Egypt has had no parliament since June 2012 when a court dissolved the democratically-elected main chamber, then dominated by the Muslim Brotherhood, reversing a key accomplishment of the 2011 uprising that toppled Hosni Mubarak. Then army chief Abdel Fattah al-Sisi ousted elected President Mohamed Mursi of the Brotherhood the following year, banning Egypt’s oldest Islamist movement and declaring it a terrorist organisation.
Egypt’s constitution, passed by referendum before Sisi won a presidential vote in mid-2014, endows the new parliament with wide-ranging powers. On paper, it can reject the president’s choice for prime minister or even impeach the president. But with Muslim Brotherhood leaders and youth activists at the forefront of the 2011 revolt behind bars, critics fear the elections will produce a rubber-stamp parliament.
In a televised speech on Saturday, Sisi called on all Egyptians to head to the ballot boxes and urged the armed forces and interior ministry to secure the voting process. “I call on you all, men and women, young and old, farmers and workers from all over the country to rally for the sake of the country... and choose well,” he said.
Sisi secured support from other opposition groups for ousting Mursi by promising a prompt parliamentary vote.

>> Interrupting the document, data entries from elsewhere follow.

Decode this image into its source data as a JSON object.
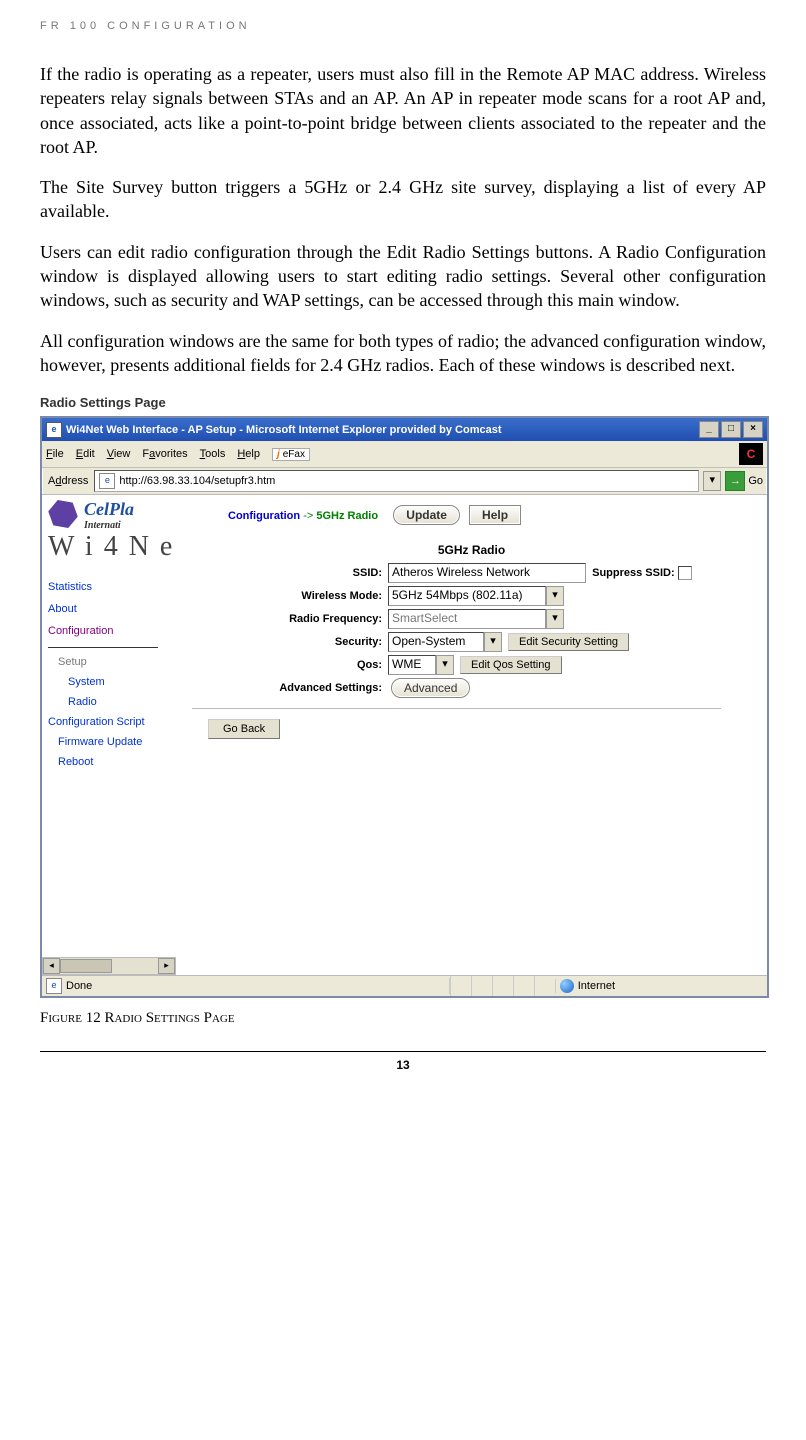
{
  "header": "FR 100 CONFIGURATION",
  "paragraphs": {
    "p1": "If the radio is operating as a repeater, users must also fill in the Remote AP MAC address. Wireless repeaters relay signals between STAs and an AP. An AP in repeater mode scans for a root AP and, once associated, acts like a point-to-point bridge between clients associated to the repeater and the root AP.",
    "p2": "The Site Survey button triggers a 5GHz or 2.4 GHz site survey, displaying a list of every AP available.",
    "p3": "Users can edit radio configuration through the Edit Radio Settings buttons. A Radio Configuration window is displayed allowing users to start editing radio settings. Several other configuration windows, such as security and WAP settings, can be accessed through this main window.",
    "p4": "All configuration windows are the same for both types of radio; the advanced configuration window, however, presents additional fields for 2.4 GHz radios. Each of these windows is described next."
  },
  "subhead": "Radio Settings Page",
  "caption": "Figure 12 Radio Settings Page",
  "page_number": "13",
  "browser": {
    "title": "Wi4Net Web Interface - AP Setup - Microsoft Internet Explorer provided by Comcast",
    "menu": {
      "file": "File",
      "edit": "Edit",
      "view": "View",
      "favorites": "Favorites",
      "tools": "Tools",
      "help": "Help",
      "efax": "eFax"
    },
    "address_label": "Address",
    "url": "http://63.98.33.104/setupfr3.htm",
    "go": "Go",
    "status_done": "Done",
    "status_zone": "Internet"
  },
  "celplan": {
    "name": "CelPla",
    "sub": "Internati"
  },
  "wi4text": "W i 4 N e",
  "nav": {
    "statistics": "Statistics",
    "about": "About",
    "configuration": "Configuration",
    "setup": "Setup",
    "system": "System",
    "radio": "Radio",
    "cfgscript": "Configuration Script",
    "firmware": "Firmware Update",
    "reboot": "Reboot"
  },
  "breadcrumb": {
    "cfg": "Configuration",
    "arrow": "->",
    "radio": "5GHz Radio"
  },
  "buttons": {
    "update": "Update",
    "help": "Help",
    "edit_security": "Edit Security Setting",
    "edit_qos": "Edit Qos Setting",
    "advanced": "Advanced",
    "goback": "Go Back"
  },
  "form": {
    "section_title": "5GHz Radio",
    "ssid_label": "SSID:",
    "ssid_value": "Atheros Wireless Network",
    "suppress_label": "Suppress SSID:",
    "mode_label": "Wireless Mode:",
    "mode_value": "5GHz 54Mbps (802.11a)",
    "freq_label": "Radio Frequency:",
    "freq_value": "SmartSelect",
    "security_label": "Security:",
    "security_value": "Open-System",
    "qos_label": "Qos:",
    "qos_value": "WME",
    "adv_label": "Advanced Settings:"
  }
}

The elections, repeatedly postponed, will now take place over two rounds on Oct 18-19 and Nov 22-23.
This week, voters cast their ballots in 14 regions including Egypt’s second city of Alexandria on the Mediterranean coast and Giza, a province which includes parts of Cairo west of the Nile.